Task to complete: Would you return the data below exactly as it stands, with every picture left out?

Data about app and page elements
↓↓↓

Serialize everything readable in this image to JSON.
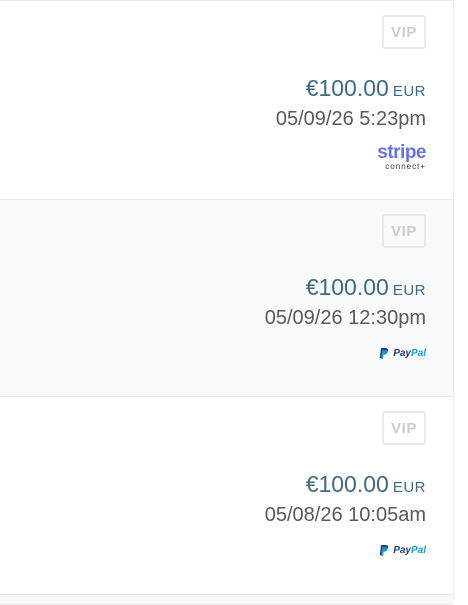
{
  "transactions": [
    {
      "badge": "VIP",
      "amount": "€100.00",
      "currency": "EUR",
      "datetime": "05/09/26 5:23pm",
      "payment_method": {
        "name": "stripe",
        "subtitle": "connect+"
      }
    },
    {
      "badge": "VIP",
      "amount": "€100.00",
      "currency": "EUR",
      "datetime": "05/09/26 12:30pm",
      "payment_method": {
        "name_a": "Pay",
        "name_b": "Pal"
      }
    },
    {
      "badge": "VIP",
      "amount": "€100.00",
      "currency": "EUR",
      "datetime": "05/08/26 10:05am",
      "payment_method": {
        "name_a": "Pay",
        "name_b": "Pal"
      }
    }
  ],
  "colors": {
    "amount": "#3f6a86",
    "stripe": "#6772e5",
    "paypal_dark": "#253b80",
    "paypal_light": "#179bd7"
  },
  "icons": [
    "paypal-logo-icon",
    "stripe-connect-logo"
  ]
}
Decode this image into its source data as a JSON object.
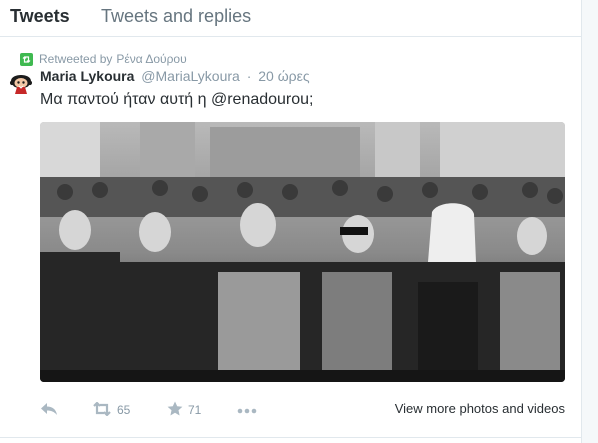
{
  "tabs": {
    "tweets": "Tweets",
    "tweets_and_replies": "Tweets and replies"
  },
  "retweet": {
    "prefix": "Retweeted by",
    "by": "Ρένα Δούρου"
  },
  "tweet": {
    "fullname": "Maria Lykoura",
    "username": "@MariaLykoura",
    "separator": "·",
    "time": "20 ώρες",
    "text": "Μα παντού ήταν αυτή η @renadourou;"
  },
  "actions": {
    "retweets": "65",
    "favorites": "71",
    "view_more": "View more photos and videos"
  },
  "icons": {
    "retweet_badge": "retweet-icon",
    "reply": "reply-icon",
    "retweet": "retweet-icon",
    "favorite": "star-icon",
    "more": "more-icon"
  },
  "colors": {
    "text": "#292f33",
    "muted": "#8899a6",
    "action_icon": "#aab8c2",
    "retweet_green": "#3fb950",
    "border": "#e1e8ed"
  }
}
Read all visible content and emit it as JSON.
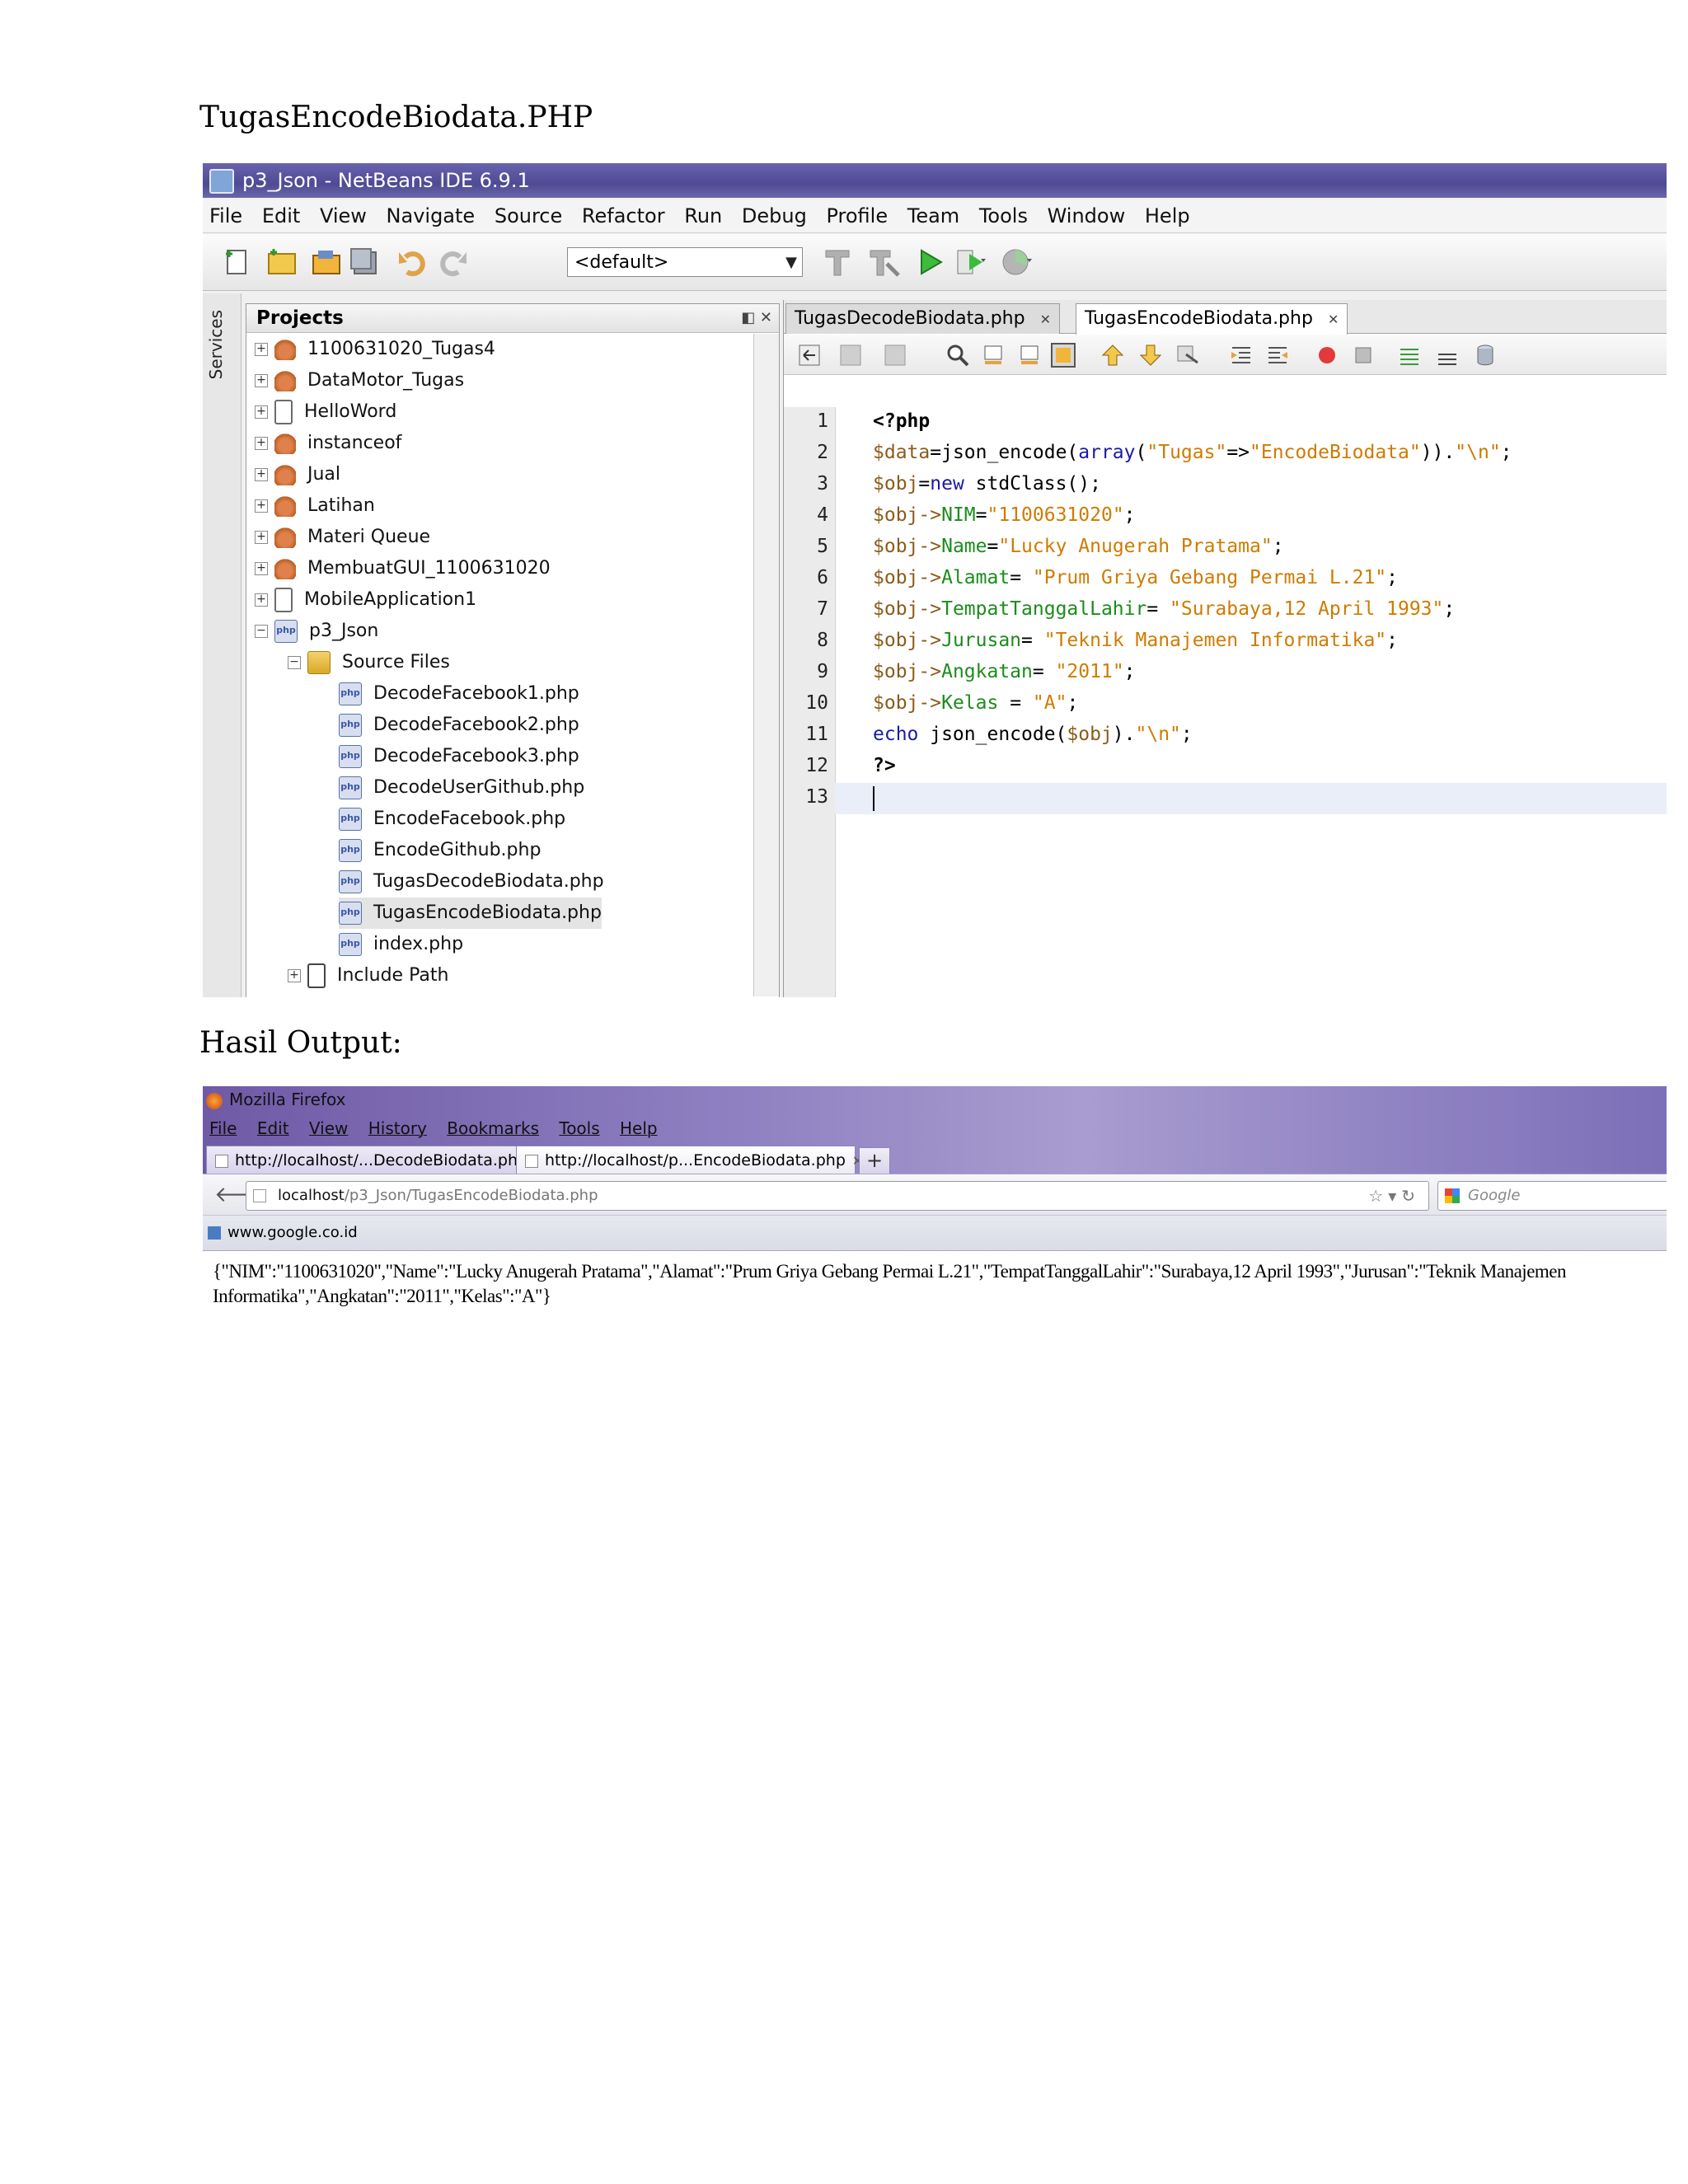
{
  "document": {
    "heading1": "TugasEncodeBiodata.PHP",
    "heading2": "Hasil Output:"
  },
  "ide": {
    "title": "p3_Json - NetBeans IDE 6.9.1",
    "menu": [
      "File",
      "Edit",
      "View",
      "Navigate",
      "Source",
      "Refactor",
      "Run",
      "Debug",
      "Profile",
      "Team",
      "Tools",
      "Window",
      "Help"
    ],
    "config_select": "<default>",
    "services_label": "Services",
    "projects_title": "Projects",
    "tree": [
      {
        "label": "1100631020_Tugas4",
        "icon": "java-project-icon"
      },
      {
        "label": "DataMotor_Tugas",
        "icon": "java-project-icon"
      },
      {
        "label": "HelloWord",
        "icon": "mobile-project-icon"
      },
      {
        "label": "instanceof",
        "icon": "java-project-icon"
      },
      {
        "label": "Jual",
        "icon": "java-project-icon"
      },
      {
        "label": "Latihan",
        "icon": "java-project-icon"
      },
      {
        "label": "Materi Queue",
        "icon": "java-project-icon"
      },
      {
        "label": "MembuatGUI_1100631020",
        "icon": "java-project-icon"
      },
      {
        "label": "MobileApplication1",
        "icon": "mobile-project-icon"
      },
      {
        "label": "p3_Json",
        "icon": "php-project-icon"
      },
      {
        "label": "Source Files",
        "icon": "folder-icon"
      },
      {
        "label": "DecodeFacebook1.php",
        "icon": "php-file-icon"
      },
      {
        "label": "DecodeFacebook2.php",
        "icon": "php-file-icon"
      },
      {
        "label": "DecodeFacebook3.php",
        "icon": "php-file-icon"
      },
      {
        "label": "DecodeUserGithub.php",
        "icon": "php-file-icon"
      },
      {
        "label": "EncodeFacebook.php",
        "icon": "php-file-icon"
      },
      {
        "label": "EncodeGithub.php",
        "icon": "php-file-icon"
      },
      {
        "label": "TugasDecodeBiodata.php",
        "icon": "php-file-icon"
      },
      {
        "label": "TugasEncodeBiodata.php",
        "icon": "php-file-icon",
        "selected": true
      },
      {
        "label": "index.php",
        "icon": "php-file-icon"
      },
      {
        "label": "Include Path",
        "icon": "library-icon"
      }
    ],
    "editor_tabs": [
      {
        "label": "TugasDecodeBiodata.php",
        "active": false
      },
      {
        "label": "TugasEncodeBiodata.php",
        "active": true
      }
    ],
    "line_numbers": [
      "1",
      "2",
      "3",
      "4",
      "5",
      "6",
      "7",
      "8",
      "9",
      "10",
      "11",
      "12",
      "13"
    ],
    "code_lines": [
      "<?php",
      "$data=json_encode(array(\"Tugas\"=>\"EncodeBiodata\")).\"\\n\";",
      "$obj=new stdClass();",
      "$obj->NIM=\"1100631020\";",
      "$obj->Name=\"Lucky Anugerah Pratama\";",
      "$obj->Alamat= \"Prum Griya Gebang Permai L.21\";",
      "$obj->TempatTanggalLahir= \"Surabaya,12 April 1993\";",
      "$obj->Jurusan= \"Teknik Manajemen Informatika\";",
      "$obj->Angkatan= \"2011\";",
      "$obj->Kelas = \"A\";",
      "echo json_encode($obj).\"\\n\";",
      "?>",
      ""
    ]
  },
  "browser": {
    "title": "Mozilla Firefox",
    "menu": [
      "File",
      "Edit",
      "View",
      "History",
      "Bookmarks",
      "Tools",
      "Help"
    ],
    "tabs": [
      {
        "label": "http://localhost/...DecodeBiodata.php",
        "active": false
      },
      {
        "label": "http://localhost/p...EncodeBiodata.php",
        "active": true
      }
    ],
    "new_tab": "+",
    "url_host": "localhost",
    "url_path": "/p3_Json/TugasEncodeBiodata.php",
    "search_placeholder": "Google",
    "bookmark": "www.google.co.id",
    "output_line1": "{\"NIM\":\"1100631020\",\"Name\":\"Lucky Anugerah Pratama\",\"Alamat\":\"Prum Griya Gebang Permai L.21\",\"TempatTanggalLahir\":\"Surabaya,12 April 1993\",\"Jurusan\":\"Teknik Manajemen",
    "output_line2": "Informatika\",\"Angkatan\":\"2011\",\"Kelas\":\"A\"}"
  }
}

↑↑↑

Exercise output:
Serialize everything readable in this image to JSON.
{
  "transactions": [
    {
      "badge": "VIP",
      "amount": "€100.00",
      "currency": "EUR",
      "datetime": "05/09/26 5:23pm",
      "payment_method": {
        "name": "stripe",
        "subtitle": "connect+"
      }
    },
    {
      "badge": "VIP",
      "amount": "€100.00",
      "currency": "EUR",
      "datetime": "05/09/26 12:30pm",
      "payment_method": {
        "name_a": "Pay",
        "name_b": "Pal"
      }
    },
    {
      "badge": "VIP",
      "amount": "€100.00",
      "currency": "EUR",
      "datetime": "05/08/26 10:05am",
      "payment_method": {
        "name_a": "Pay",
        "name_b": "Pal"
      }
    }
  ],
  "colors": {
    "amount": "#3f6a86",
    "stripe": "#6772e5",
    "paypal_dark": "#253b80",
    "paypal_light": "#179bd7"
  },
  "icons": [
    "paypal-logo-icon",
    "stripe-connect-logo"
  ]
}
Decode this image into its source data as a JSON object.
{
  "tabs": {
    "tweets": "Tweets",
    "tweets_and_replies": "Tweets and replies"
  },
  "retweet": {
    "prefix": "Retweeted by",
    "by": "Ρένα Δούρου"
  },
  "tweet": {
    "fullname": "Maria Lykoura",
    "username": "@MariaLykoura",
    "separator": "·",
    "time": "20 ώρες",
    "text": "Μα παντού ήταν αυτή η @renadourou;"
  },
  "actions": {
    "retweets": "65",
    "favorites": "71",
    "view_more": "View more photos and videos"
  },
  "icons": {
    "retweet_badge": "retweet-icon",
    "reply": "reply-icon",
    "retweet": "retweet-icon",
    "favorite": "star-icon",
    "more": "more-icon"
  },
  "colors": {
    "text": "#292f33",
    "muted": "#8899a6",
    "action_icon": "#aab8c2",
    "retweet_green": "#3fb950",
    "border": "#e1e8ed"
  }
}
Read all visible content and emit it as JSON.
{
  "document": {
    "heading1": "TugasEncodeBiodata.PHP",
    "heading2": "Hasil Output:"
  },
  "ide": {
    "title": "p3_Json - NetBeans IDE 6.9.1",
    "menu": [
      "File",
      "Edit",
      "View",
      "Navigate",
      "Source",
      "Refactor",
      "Run",
      "Debug",
      "Profile",
      "Team",
      "Tools",
      "Window",
      "Help"
    ],
    "config_select": "<default>",
    "services_label": "Services",
    "projects_title": "Projects",
    "tree": [
      {
        "label": "1100631020_Tugas4",
        "icon": "java-project-icon"
      },
      {
        "label": "DataMotor_Tugas",
        "icon": "java-project-icon"
      },
      {
        "label": "HelloWord",
        "icon": "mobile-project-icon"
      },
      {
        "label": "instanceof",
        "icon": "java-project-icon"
      },
      {
        "label": "Jual",
        "icon": "java-project-icon"
      },
      {
        "label": "Latihan",
        "icon": "java-project-icon"
      },
      {
        "label": "Materi Queue",
        "icon": "java-project-icon"
      },
      {
        "label": "MembuatGUI_1100631020",
        "icon": "java-project-icon"
      },
      {
        "label": "MobileApplication1",
        "icon": "mobile-project-icon"
      },
      {
        "label": "p3_Json",
        "icon": "php-project-icon"
      },
      {
        "label": "Source Files",
        "icon": "folder-icon"
      },
      {
        "label": "DecodeFacebook1.php",
        "icon": "php-file-icon"
      },
      {
        "label": "DecodeFacebook2.php",
        "icon": "php-file-icon"
      },
      {
        "label": "DecodeFacebook3.php",
        "icon": "php-file-icon"
      },
      {
        "label": "DecodeUserGithub.php",
        "icon": "php-file-icon"
      },
      {
        "label": "EncodeFacebook.php",
        "icon": "php-file-icon"
      },
      {
        "label": "EncodeGithub.php",
        "icon": "php-file-icon"
      },
      {
        "label": "TugasDecodeBiodata.php",
        "icon": "php-file-icon"
      },
      {
        "label": "TugasEncodeBiodata.php",
        "icon": "php-file-icon",
        "selected": true
      },
      {
        "label": "index.php",
        "icon": "php-file-icon"
      },
      {
        "label": "Include Path",
        "icon": "library-icon"
      }
    ],
    "editor_tabs": [
      {
        "label": "TugasDecodeBiodata.php",
        "active": false
      },
      {
        "label": "TugasEncodeBiodata.php",
        "active": true
      }
    ],
    "line_numbers": [
      "1",
      "2",
      "3",
      "4",
      "5",
      "6",
      "7",
      "8",
      "9",
      "10",
      "11",
      "12",
      "13"
    ],
    "code_lines": [
      "<?php",
      "$data=json_encode(array(\"Tugas\"=>\"EncodeBiodata\")).\"\\n\";",
      "$obj=new stdClass();",
      "$obj->NIM=\"1100631020\";",
      "$obj->Name=\"Lucky Anugerah Pratama\";",
      "$obj->Alamat= \"Prum Griya Gebang Permai L.21\";",
      "$obj->TempatTanggalLahir= \"Surabaya,12 April 1993\";",
      "$obj->Jurusan= \"Teknik Manajemen Informatika\";",
      "$obj->Angkatan= \"2011\";",
      "$obj->Kelas = \"A\";",
      "echo json_encode($obj).\"\\n\";",
      "?>",
      ""
    ]
  },
  "browser": {
    "title": "Mozilla Firefox",
    "menu": [
      "File",
      "Edit",
      "View",
      "History",
      "Bookmarks",
      "Tools",
      "Help"
    ],
    "tabs": [
      {
        "label": "http://localhost/...DecodeBiodata.php",
        "active": false
      },
      {
        "label": "http://localhost/p...EncodeBiodata.php",
        "active": true
      }
    ],
    "new_tab": "+",
    "url_host": "localhost",
    "url_path": "/p3_Json/TugasEncodeBiodata.php",
    "search_placeholder": "Google",
    "bookmark": "www.google.co.id",
    "output_line1": "{\"NIM\":\"1100631020\",\"Name\":\"Lucky Anugerah Pratama\",\"Alamat\":\"Prum Griya Gebang Permai L.21\",\"TempatTanggalLahir\":\"Surabaya,12 April 1993\",\"Jurusan\":\"Teknik Manajemen",
    "output_line2": "Informatika\",\"Angkatan\":\"2011\",\"Kelas\":\"A\"}"
  }
}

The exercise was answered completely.